CHN: Courts Block “Public Charge” Implementation; Trump Issues Harsh Proclamation on Immigrants and Health Care

No fewer than five federal judges earlier this month blocked the Trump Administration from implementing its “Public Charge” proposal, which would have denied visas or green cards to immigrants if they have used certain aid programs such as SNAP, Medicaid, or housing assistance.

U.S. District judges in California, Illinois, Maryland, New York, and Washington ruled against the proposal, which had been set to take effect Oct. 15. Three of the rulings – from Maryland, New York, and Washington — included nationwide injunctions against the public charge regulations; the other two were more limited in jurisdiction.

The Trump Administration has not announced plans to appeal the rulings, but is expected to do so. Meanwhile, advocates are declaring victory and relief that the new rules will not go into effect any time soon.

Marielena Hincapié, Executive Director of the National Immigration Law Center, said the court orders “will preserve dignity for countless families, who will be able to continue making empowered decisions about their well-being without concern.”

“We have known from day one that this racially motivated public charge rule is unlawful,” she added. “The public charge attack is about sending one message: if you’re not white or you’re not wealthy, you’re not welcome. We will continue to fight to defend children and their families until the public charge rule is ultimately struck down, because it has no place in a country that’s supposed to be the land of freedom and justice for all.”

Olivia Golden, Executive Director of the Center for Law and Social Policy, said the public charge regulations are “rooted in discrimination and racial animus, target lawfully present immigrants, and send the message that only wealthy and white immigrants have a place in the United States.”
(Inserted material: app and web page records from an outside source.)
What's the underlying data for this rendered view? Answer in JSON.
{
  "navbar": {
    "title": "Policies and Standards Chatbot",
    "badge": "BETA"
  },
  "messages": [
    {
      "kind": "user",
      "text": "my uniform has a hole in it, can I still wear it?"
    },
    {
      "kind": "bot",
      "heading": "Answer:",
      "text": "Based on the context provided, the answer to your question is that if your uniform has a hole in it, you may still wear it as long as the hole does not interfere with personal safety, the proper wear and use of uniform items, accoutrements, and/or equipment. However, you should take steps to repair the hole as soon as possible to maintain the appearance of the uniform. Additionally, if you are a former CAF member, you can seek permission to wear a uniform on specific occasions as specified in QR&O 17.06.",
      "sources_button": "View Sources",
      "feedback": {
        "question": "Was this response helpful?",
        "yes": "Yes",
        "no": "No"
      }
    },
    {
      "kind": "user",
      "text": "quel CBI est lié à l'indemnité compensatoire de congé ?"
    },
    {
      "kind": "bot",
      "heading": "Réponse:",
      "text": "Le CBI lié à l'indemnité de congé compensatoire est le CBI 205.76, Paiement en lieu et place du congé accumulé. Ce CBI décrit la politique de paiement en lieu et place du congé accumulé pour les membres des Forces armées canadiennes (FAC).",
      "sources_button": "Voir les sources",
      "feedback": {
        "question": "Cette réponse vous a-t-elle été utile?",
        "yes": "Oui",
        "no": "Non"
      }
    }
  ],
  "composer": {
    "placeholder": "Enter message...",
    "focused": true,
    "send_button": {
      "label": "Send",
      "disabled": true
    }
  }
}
“But today, once again, the courts have stepped in to stop this Administration in its attempt to implement a policy that divides us as a nation and damages the lives of millions of immigrants, their families, their children, and their communities,” Golden added. “Today’s ruling means a temporary halt in the implementation of the public charge rule….We encourage immigrants to continue to seek the services they need to take care of their families and ensure their children’s health and economic security.”

Ample evidence exists that the changes included in the public charge proposal have already had the effect the Trump Administration intended – to chase immigrant families into the shadows and convince them not to apply for aid they are eligible to receive. According to the Urban Institute, one in seven adults in immigrant families reported that they or a family member did not participate in a noncash government benefit program in 2018 for fear of risking future green card status as the Administration was preparing to roll out its public charge regulations. This share was even larger (one in five) among adults in low-income immigrant families.

Meanwhile, just days before the updated public charge proposal was to go into effect, President Trump issued a proclamation that will require immigrants outside of the United States to prove they can obtain health insurance before they are issued a visa.

The rule, which is set to take effect Nov. 3, says immigrants must demonstrate they have health insurance within 30 days of entering the country or that they can afford to cover any medical expenses.

The required insurance can be provided by an employer or be purchased individually, and it can be for catastrophic or short-term coverage. However, immigrants would not be able to obtain a visa if they use the Affordable Care Act’s subsidies when purchasing coverage. The ACA’s subsidies, paid for by the federal government, typically help those purchasing insurance save hundreds or thousands of dollars per year when buying health coverage.

The proclamation effectively creates a health insurance mandate for immigrants – somewhat ironic, given that Trump and the GOP-led Congress repealed the ACA’s individual mandate, arguing that its tax penalty was “cruel” and created an unfair burden.